Checklist for Small Businesses Impacted by Natural Disasters

Many small businesses don’t have a business continuity plan for when natural disasters strike. So here are some practical issues small businesses could consider:

1. Are you OK?
  • Running a business is stressful enough! It is important to reach out to family, friends, advisers and local support groups, see our checklist of handy links.
2. Engage with your workers 
  • Be upfront about the impact of the disaster on your business
  • Check employment and contractor agreements. Can you and your employee agree on reduced hours, or taking Annual leave?
  • Can they be redeployed to other parts of your business? Don’t be afraid to reach out to your Legal advisors, or EMA for advice. This could save you a big headache later on down the track
  • Fringe Benefits Tax concessions may apply for emergency benefits to employees, talk to us about what may be available
  • Check your entitlements (business and personal) – other wage support may be available – keep an eye on WINZ, MSD and the Beehive for developments or check in with us
3. Secure business records, obtaining replacement records if necessary
  • Get your business technology up and running again as quickly as you can
4. Insurance
  • Check current policies for coverage
  • Collate details of losses (photographic evidence helps)
  • Engage with your insurers as soon as you can, as often in these events assessors are under a lot of pressure
  • Seek a second opinion on proposed payouts, any issues? Seek advice from the insurance ombudsman
5. Government emergency grants and community support funds
  • Check your entitlements again! (business and personal) – keep an eye on WINZ, MSD and the Beehive for developments or check in with us, note there may be industry specific support available, that you may qualify for
6. Trading stock, equipment and buildings
  • For insurance, government assistance and tax deduction purposes, keep records of damaged, lost or destroyed trading stock (even if sold for reduced prices), equipment and business buildings
  • Replacement equipment may attract a tax write-off, or have other concessions. Keep good records so we can check this at year end for you
7. Repairs, clean-up costs, temporary storage costs etc
  • For insurance, government assistance and tax deduction purposes, keep records
  • Tax deductions apply to repairs, not improvements generally (there’s a difference), records will help us identify and get the best answer
8. Do you operate from leased business premises?
  • Review what is in your lease agreement – and engage with your landlord on possible rent relief and the timeframe for any necessary repairs to be done
9. Your suppliers
  • Review purchase agreements to determine rights and obligations of both parties
  • Speak to them. Will they accept delayed payment terms?
  • How quickly can they re-supply what’s needed to re-start business operations? Will this affect your trading? If so, it’s a good idea to do some cashflow planning, and look at potential arrangements to cover this, with the IRD, and the bank
10. Your customers
  • Review sale agreements to determine rights and obligations of both parties
  • Develop and implement a communication strategy that conveys your re-start plans and how you’ll help them as they too recover from the disaster
  • Can customers bring forward payment of any amounts owed to your business? Will you be affected by a cashflow lag or bad debts. Again it’s important to do some cashflow planning to get ahead of the issues before your own bills are a problem
  • Enlist customer support as you re-start business (e.g. sales campaigns)
11. Revise business cashflow and business forecasts for the current financial year and subsequent years
  • Be realistic and conservative in your estimates
  • Specialist business recovery advice may be a good investment
  • Put pen to paper, enlist financial support to do this if you need
12. Tax
  • Engage with the relevant tax authorities, or contact us to support you with this
  • Discuss with us any potential tax concessions that may be available to you, this may also include interest and penalty relief, tax payment plans, or filing concessions and extensions of time with IRD
  • Seek deferred tax payment plans if necessary
  • In serious hardship cases, tax debt waiver may also be available

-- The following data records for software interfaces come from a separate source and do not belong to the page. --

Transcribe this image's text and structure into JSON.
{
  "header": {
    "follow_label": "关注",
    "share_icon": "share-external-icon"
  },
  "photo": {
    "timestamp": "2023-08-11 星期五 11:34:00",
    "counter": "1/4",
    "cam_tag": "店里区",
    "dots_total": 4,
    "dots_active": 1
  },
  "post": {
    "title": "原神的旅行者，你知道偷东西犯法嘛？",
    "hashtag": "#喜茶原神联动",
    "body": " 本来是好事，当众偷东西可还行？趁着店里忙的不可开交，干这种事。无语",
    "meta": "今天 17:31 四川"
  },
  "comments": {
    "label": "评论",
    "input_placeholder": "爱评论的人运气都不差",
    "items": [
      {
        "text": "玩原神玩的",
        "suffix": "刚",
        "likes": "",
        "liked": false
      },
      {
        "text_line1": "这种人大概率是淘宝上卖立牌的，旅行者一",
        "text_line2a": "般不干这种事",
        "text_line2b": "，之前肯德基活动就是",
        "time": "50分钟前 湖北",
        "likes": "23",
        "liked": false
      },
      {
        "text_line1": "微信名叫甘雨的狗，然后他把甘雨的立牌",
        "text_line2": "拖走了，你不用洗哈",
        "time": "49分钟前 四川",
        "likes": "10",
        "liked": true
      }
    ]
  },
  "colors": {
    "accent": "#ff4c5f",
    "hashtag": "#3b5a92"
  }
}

If you need assistance please contact us on 07 885 1022 or email on